How the Allies Learned to Win the Second World War
London, UK: Headline, 2022
Paperback 352pp RRP: $49.99
Reviewer: Rob Ellis, May 2023
The sub-title of this book states clearly what it is about. In the years leading up to the Second World War few people in both Britain and France knew war was coming, but neither had any plans or doctrines in place for the defeat of Germany. Both the Western Allies were developing defensive strategies, whereas Germany's stance was to re-arm with modern equipment, and with doctrines very different from those of the recent 1914-1918 war.
When war came, both countries faced the same problem – that of moving from a peace-time, under-strength and ill-equipped for 'modern warfare’ military, led by officers who had served in World War One, nearly a generation previously. They were all, from private to field marshal, thinking in terms of a quick war against an enemy they had defeated last time round. They were to find it would not be easy – largely because there was a lack of leadership among both political and military leaders.
But no one man can achieve victory in a war by his own effort. Winning, in war, and in many other fields of human endeavour, it requires the co-ordinated efforts of teams of men, each with skills and knowledge of a particular aspect of war, with the ability to use both from a defined place in that team, and in co-ordination with all the other teams that make up a military force. Each man and each team must be led towards the team's objectives, and the better the leadership, the better the probability of successfully achieving the team goals. It was this capability to lead that Allied generals had to acquire and put into practice.

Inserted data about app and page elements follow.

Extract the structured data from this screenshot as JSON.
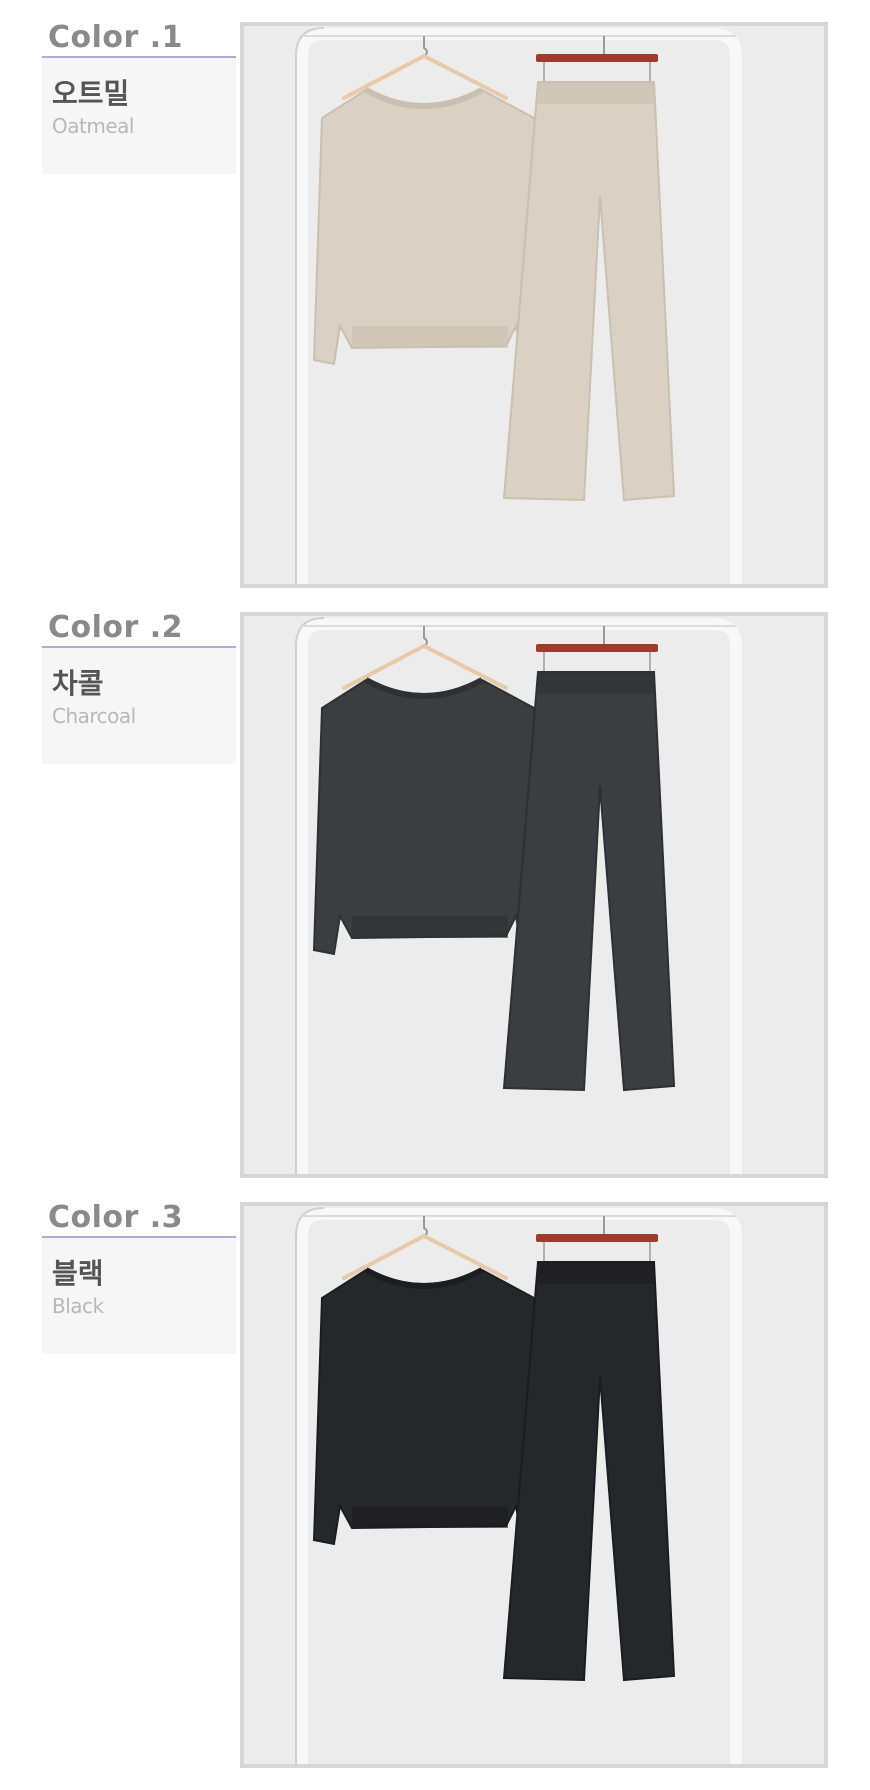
{
  "colors": [
    {
      "heading": "Color .1",
      "name_ko": "오트밀",
      "name_en": "Oatmeal",
      "garment_color": "#d9d1c3",
      "garment_shade": "#c9c0b0"
    },
    {
      "heading": "Color .2",
      "name_ko": "차콜",
      "name_en": "Charcoal",
      "garment_color": "#3c3d41",
      "garment_shade": "#2f3034"
    },
    {
      "heading": "Color .3",
      "name_ko": "블랙",
      "name_en": "Black",
      "garment_color": "#26272b",
      "garment_shade": "#1c1d20"
    }
  ],
  "accent": {
    "underline": "#b5a9da",
    "label_box": "#f6f6f6",
    "frame": "#d6d6d6",
    "hanger_wood": "#e8c9a8",
    "pants_hanger": "#9e3b2c"
  }
}
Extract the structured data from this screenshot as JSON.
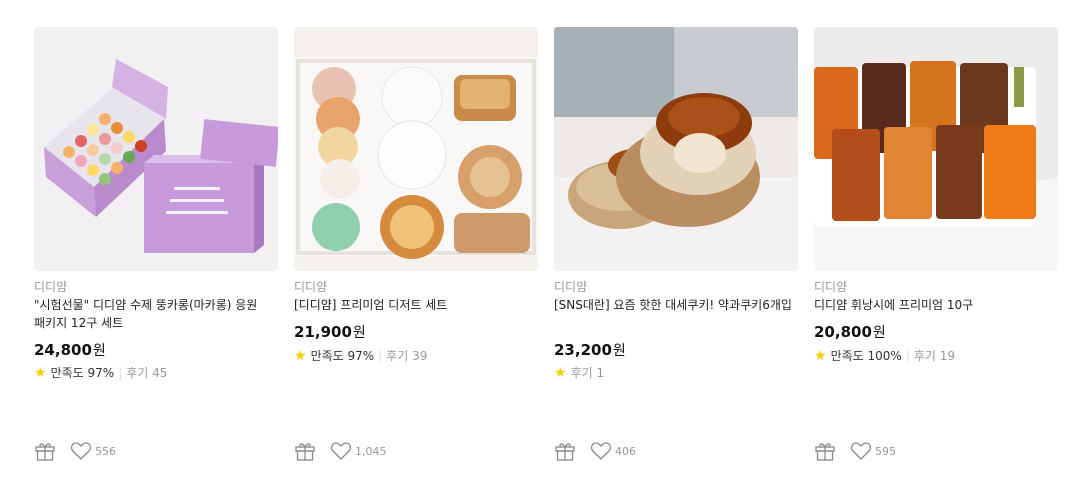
{
  "products": [
    {
      "image": "purple macaron gift box",
      "brand": "디디얌",
      "title": "\"시험선물\" 디디얌 수제 뚱카롱(마카롱) 응원 패키지 12구 세트",
      "price": "24,800",
      "currency": "원",
      "satisfaction_label": "만족도",
      "satisfaction": "97%",
      "review_label": "후기",
      "review_count": "45",
      "likes": "556"
    },
    {
      "image": "premium dessert set box",
      "brand": "디디얌",
      "title": "[디디얌] 프리미엄 디저트 세트",
      "price": "21,900",
      "currency": "원",
      "satisfaction_label": "만족도",
      "satisfaction": "97%",
      "review_label": "후기",
      "review_count": "39",
      "likes": "1,045"
    },
    {
      "image": "yakgwa cookie cut in half",
      "brand": "디디얌",
      "title": "[SNS대란] 요즘 핫한 대세쿠키! 약과쿠키6개입",
      "price": "23,200",
      "currency": "원",
      "review_label": "후기",
      "review_count": "1",
      "likes": "406"
    },
    {
      "image": "financier 10 pieces on tray",
      "brand": "디디얌",
      "title": "디디얌 휘낭시에 프리미엄 10구",
      "price": "20,800",
      "currency": "원",
      "satisfaction_label": "만족도",
      "satisfaction": "100%",
      "review_label": "후기",
      "review_count": "19",
      "likes": "595"
    }
  ],
  "icons": {
    "rating": "star-icon",
    "gift": "gift-icon",
    "wishlist": "heart-icon"
  },
  "colors": {
    "star": "#f8d000",
    "muted": "#999999",
    "text": "#222222"
  }
}
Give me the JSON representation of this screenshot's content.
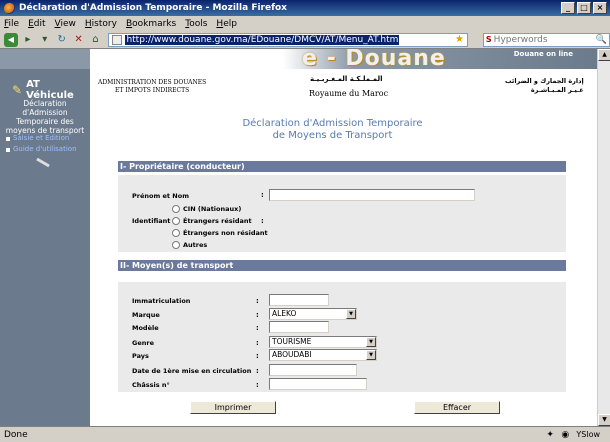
{
  "window": {
    "title": "Déclaration d'Admission Temporaire - Mozilla Firefox",
    "min": "_",
    "max": "□",
    "close": "×"
  },
  "menu": [
    {
      "label": "File",
      "key": "F",
      "rest": "ile"
    },
    {
      "label": "Edit",
      "key": "E",
      "rest": "dit"
    },
    {
      "label": "View",
      "key": "V",
      "rest": "iew"
    },
    {
      "label": "History",
      "key": "H",
      "rest": "istory"
    },
    {
      "label": "Bookmarks",
      "key": "B",
      "rest": "ookmarks"
    },
    {
      "label": "Tools",
      "key": "T",
      "rest": "ools"
    },
    {
      "label": "Help",
      "key": "H",
      "rest": "elp"
    }
  ],
  "nav": {
    "url": "http://www.douane.gov.ma/EDouane/DMCV/AT/Menu_AT.htm",
    "search_placeholder": "Hyperwords",
    "search_engine": "S"
  },
  "banner": {
    "logo": "e - Douane",
    "online": "Douane on line"
  },
  "header": {
    "left_line1": "ADMINISTRATION DES DOUANES",
    "left_line2": "ET IMPOTS INDIRECTS",
    "center_ar": "المـملـكـة المـغـربـيـة",
    "center": "Royaume du Maroc",
    "right_line1": "إدارة الجمارك و الضرائب",
    "right_line2": "غـيـر المـبـاشـرة"
  },
  "sidebar": {
    "title": "AT Véhicule",
    "desc": "Déclaration d'Admission Temporaire des moyens de transport",
    "links": [
      "Saisie et Edition",
      "Guide d'utilisation"
    ]
  },
  "page": {
    "title_line1": "Déclaration d'Admission Temporaire",
    "title_line2": "de Moyens de Transport"
  },
  "section1": {
    "title": "I- Propriétaire (conducteur)",
    "name_label": "Prénom et Nom",
    "id_label": "Identifiant",
    "radios": [
      "CIN (Nationaux)",
      "Étrangers résidant",
      "Étrangers non résidant",
      "Autres"
    ]
  },
  "section2": {
    "title": "II- Moyen(s) de transport",
    "fields": {
      "immat": "Immatriculation",
      "marque": "Marque",
      "modele": "Modèle",
      "genre": "Genre",
      "pays": "Pays",
      "date": "Date de 1ère mise en circulation",
      "chassis": "Châssis n°"
    },
    "marque_value": "ALEKO",
    "genre_value": "TOURISME",
    "pays_value": "ABOUDABI"
  },
  "buttons": {
    "print": "Imprimer",
    "clear": "Effacer"
  },
  "colon": ":",
  "status": {
    "text": "Done",
    "yslow": "YSlow"
  }
}
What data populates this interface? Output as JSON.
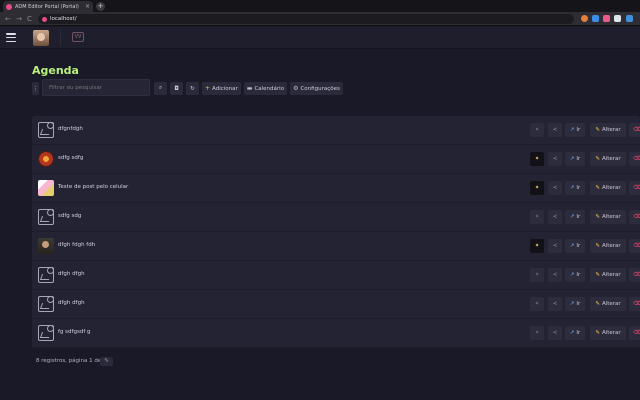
{
  "browser": {
    "tab_title": "ADM Editor Portal (Portal)",
    "tab_close": "×",
    "new_tab": "+",
    "url": "localhost/",
    "back": "←",
    "forward": "→",
    "reload": "C"
  },
  "appbar": {
    "logo_text": "VV"
  },
  "page": {
    "title": "Agenda"
  },
  "filters": {
    "search_placeholder": "Filtrar ou pesquisar",
    "add_label": "Adicionar",
    "calendar_label": "Calendário",
    "settings_label": "Configurações"
  },
  "actions": {
    "go_label": "Ir",
    "edit_label": "Alterar"
  },
  "rows": [
    {
      "title": "dfgnfdgh",
      "thumb": "placeholder",
      "pinned": false
    },
    {
      "title": "sdfg sdfg",
      "thumb": "img-red",
      "pinned": true
    },
    {
      "title": "Teste de post pelo celular",
      "thumb": "img-pink",
      "pinned": true
    },
    {
      "title": "sdfg sdg",
      "thumb": "placeholder",
      "pinned": false
    },
    {
      "title": "dfgh fdgh fdh",
      "thumb": "img-dark",
      "pinned": true
    },
    {
      "title": "dfgh dfgh",
      "thumb": "placeholder",
      "pinned": false
    },
    {
      "title": "dfgh dfgh",
      "thumb": "placeholder",
      "pinned": false
    },
    {
      "title": "fg sdfgsdf g",
      "thumb": "placeholder",
      "pinned": false
    }
  ],
  "pager": {
    "text": "8 registros, página 1 de 1"
  },
  "colors": {
    "background": "#1a1928",
    "accent_title": "#b9f07b",
    "pin_active": "#f2d35b",
    "delete": "#ff4f7a"
  }
}
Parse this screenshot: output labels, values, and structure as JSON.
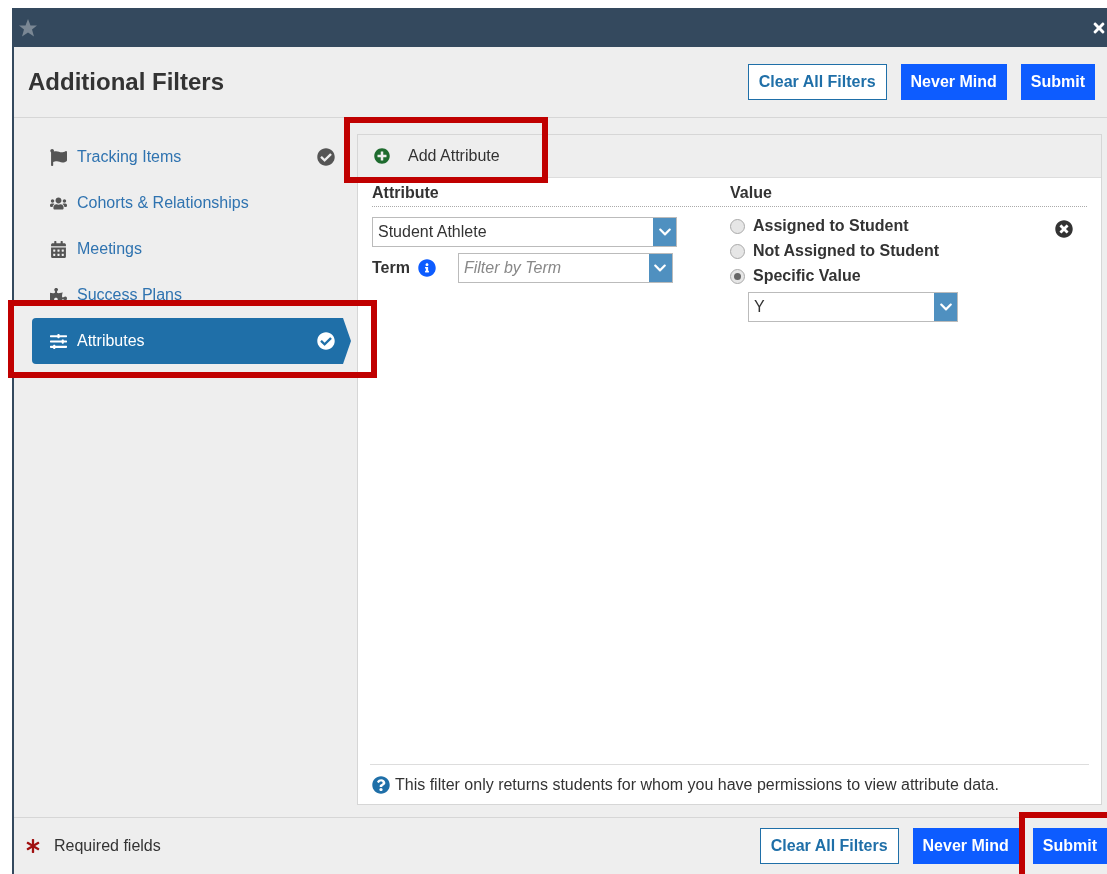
{
  "dialog": {
    "title": "Additional Filters"
  },
  "header_buttons": [
    {
      "label": "Clear All Filters",
      "kind": "outline"
    },
    {
      "label": "Never Mind",
      "kind": "primary"
    },
    {
      "label": "Submit",
      "kind": "primary"
    }
  ],
  "sidebar": {
    "items": [
      {
        "label": "Tracking Items",
        "selected": false,
        "checked": true,
        "highlighted": false
      },
      {
        "label": "Cohorts & Relationships",
        "selected": false,
        "checked": false,
        "highlighted": false
      },
      {
        "label": "Meetings",
        "selected": false,
        "checked": false,
        "highlighted": false
      },
      {
        "label": "Success Plans",
        "selected": false,
        "checked": false,
        "highlighted": false
      },
      {
        "label": "Attributes",
        "selected": true,
        "checked": true,
        "highlighted": true
      }
    ]
  },
  "add_attribute": {
    "label": "Add Attribute",
    "highlighted": true
  },
  "attribute_header": {
    "column_1": "Attribute",
    "column_2": "Value"
  },
  "attribute_select": {
    "value": "Student Athlete"
  },
  "term": {
    "label": "Term",
    "placeholder": "Filter by Term"
  },
  "value_options": [
    {
      "label": "Assigned to Student",
      "selected": false
    },
    {
      "label": "Not Assigned to Student",
      "selected": false
    },
    {
      "label": "Specific Value",
      "selected": true
    }
  ],
  "specific_value_select": {
    "value": "Y"
  },
  "note": "This filter only returns students for whom you have permissions to view attribute data.",
  "footer": {
    "required": "Required fields",
    "buttons": [
      {
        "label": "Clear All Filters",
        "kind": "outline",
        "highlighted": false
      },
      {
        "label": "Never Mind",
        "kind": "primary",
        "highlighted": false
      },
      {
        "label": "Submit",
        "kind": "primary",
        "highlighted": true
      }
    ]
  }
}
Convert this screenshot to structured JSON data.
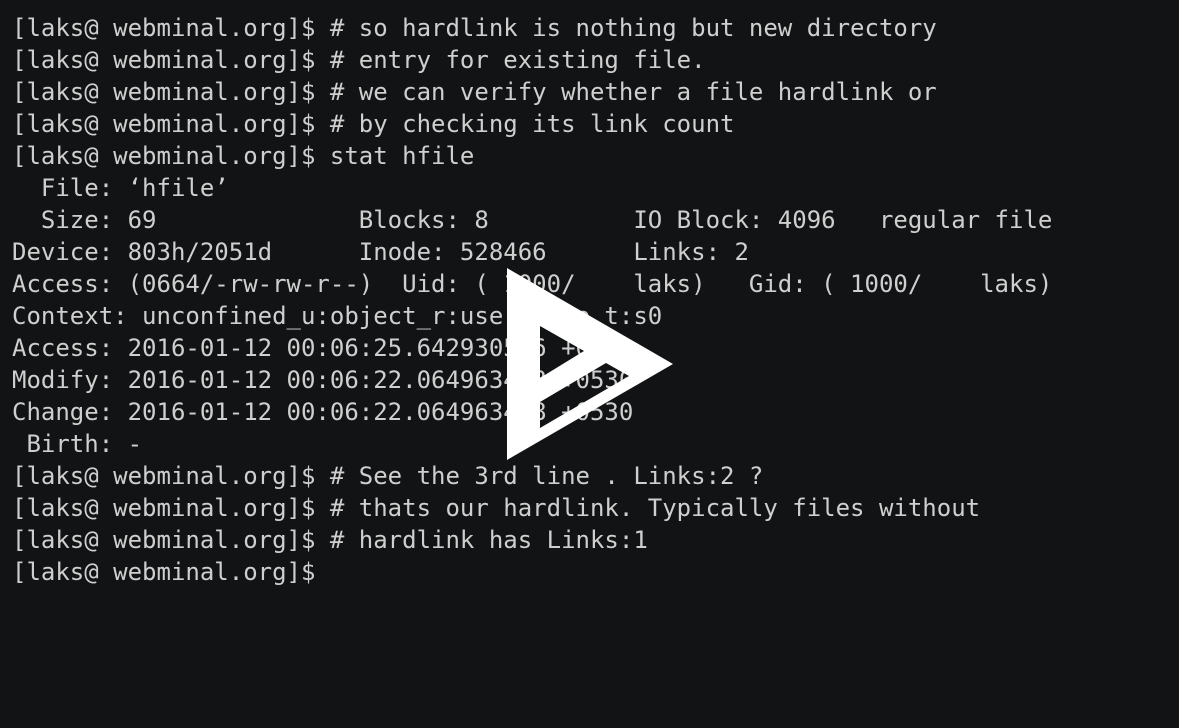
{
  "terminal": {
    "background_color": "#121314",
    "text_color": "#cfcfcf",
    "lines": [
      "[laks@ webminal.org]$ # so hardlink is nothing but new directory",
      "[laks@ webminal.org]$ # entry for existing file.",
      "[laks@ webminal.org]$ # we can verify whether a file hardlink or",
      "[laks@ webminal.org]$ # by checking its link count",
      "[laks@ webminal.org]$ stat hfile",
      "  File: ‘hfile’",
      "  Size: 69              Blocks: 8          IO Block: 4096   regular file",
      "Device: 803h/2051d      Inode: 528466      Links: 2",
      "Access: (0664/-rw-rw-r--)  Uid: ( 1000/    laks)   Gid: ( 1000/    laks)",
      "Context: unconfined_u:object_r:user_home_t:s0",
      "Access: 2016-01-12 00:06:25.642930576 +0530",
      "Modify: 2016-01-12 00:06:22.064963448 +0530",
      "Change: 2016-01-12 00:06:22.064963448 +0530",
      " Birth: -",
      "[laks@ webminal.org]$ # See the 3rd line . Links:2 ?",
      "[laks@ webminal.org]$ # thats our hardlink. Typically files without",
      "[laks@ webminal.org]$ # hardlink has Links:1",
      "[laks@ webminal.org]$ "
    ]
  },
  "overlay": {
    "icon": "asciinema-play-icon",
    "color": "#ffffff"
  }
}
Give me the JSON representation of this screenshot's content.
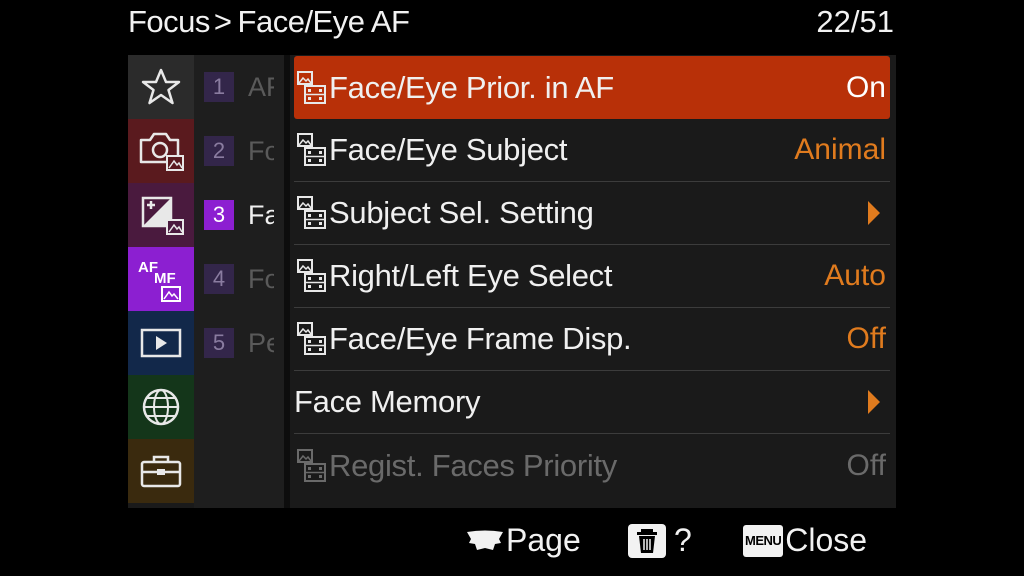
{
  "header": {
    "crumb_root": "Focus",
    "crumb_sep": ">",
    "crumb_current": "Face/Eye AF",
    "page_counter": "22/51"
  },
  "categories": [
    {
      "icon": "star-icon",
      "color": "#2b2b2b"
    },
    {
      "icon": "camera-icon",
      "color": "#5a1a1e"
    },
    {
      "icon": "exposure-icon",
      "color": "#4a1a3e"
    },
    {
      "icon": "af-mf-icon",
      "color": "#8c1fd1",
      "active": true
    },
    {
      "icon": "playback-icon",
      "color": "#12284a"
    },
    {
      "icon": "globe-icon",
      "color": "#14361a"
    },
    {
      "icon": "toolbox-icon",
      "color": "#3a2a0e"
    }
  ],
  "subpages": [
    {
      "num": "1",
      "label": "AF"
    },
    {
      "num": "2",
      "label": "Fo"
    },
    {
      "num": "3",
      "label": "Fa",
      "active": true
    },
    {
      "num": "4",
      "label": "Fo"
    },
    {
      "num": "5",
      "label": "Pe"
    }
  ],
  "items": [
    {
      "title": "Face/Eye Prior. in AF",
      "value": "On",
      "icon": true,
      "selected": true
    },
    {
      "title": "Face/Eye Subject",
      "value": "Animal",
      "icon": true
    },
    {
      "title": "Subject Sel. Setting",
      "value": "",
      "icon": true,
      "arrow": true
    },
    {
      "title": "Right/Left Eye Select",
      "value": "Auto",
      "icon": true
    },
    {
      "title": "Face/Eye Frame Disp.",
      "value": "Off",
      "icon": true
    },
    {
      "title": "Face Memory",
      "value": "",
      "icon": false,
      "arrow": true
    },
    {
      "title": "Regist. Faces Priority",
      "value": "Off",
      "icon": true,
      "disabled": true
    }
  ],
  "footer": {
    "page_label": "Page",
    "delete_label": "?",
    "menu_badge": "MENU",
    "close_label": "Close"
  },
  "colors": {
    "selected": "#b83008",
    "value": "#e07b1e",
    "active_tab": "#8c1fd1"
  }
}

Mr Murray puts it succinctly: In 1939, many British and French leaders didn't know how to win a war. Before they could, they had to learn to lead and to command their less-experienced subordinates. Later, when catapulted into a war that they would have preferred to avoid, the Americans faced exactly the same problem, on a larger scale, while unwilling to accept guidance from the British and unlikely to accept it from the French, in whom American political leaders had lost confidence.
To show how this was done, the author has selected nine senior officers, seven British and three American, who at least achieved the rank of major general or above, and one who, as a subaltern who made it to the war-temporary rank of captain, and who kept a personal diary of his time as a platoon (and later company) commander during World War 2.
Of the ten officers chosen, nine had served in both World Wars, almost all had been decorated for bravery at least once. Two held command of armoured units, two commanded airborne divisions, and six lead Infantry divisions and armies. One 'peaked' at captain and commanded a company in an elite Regular Army regiment – The King's Own Scottish Borderers.
The one common thread is that all ten were army officers. The other services, Navy, Air and Marine Corps, do not get mentioned, yet these services were also led by officers who faced the same problems as did senior army officers. There are limitations on the author, of both space and time, and to trace the career of any other officer's growth in both knowledge and skills as a leader would do little more than go over the same ground more than once. However, the inclusion of perhaps one Naval Flag Officer and one Air Officer, of senior rank may have rounded out his analysis and conclusions. This is perhaps the only criticism, except that the photographs appear to have been reproduced digitally, and consequently lack clear definition.
This is a book that should be read by all who have an interest in the study of personal leadership and management in either military or corporate areas, as there is much to be learned from it. The actual text is well-written, with a light touch and some wit, and is an easy read.
It appears that this book is Mr Murray's first on a military subject. If this is so, I eagerly await his next.
The RUSI – Vic Library thanks the publisher for making this work available for review.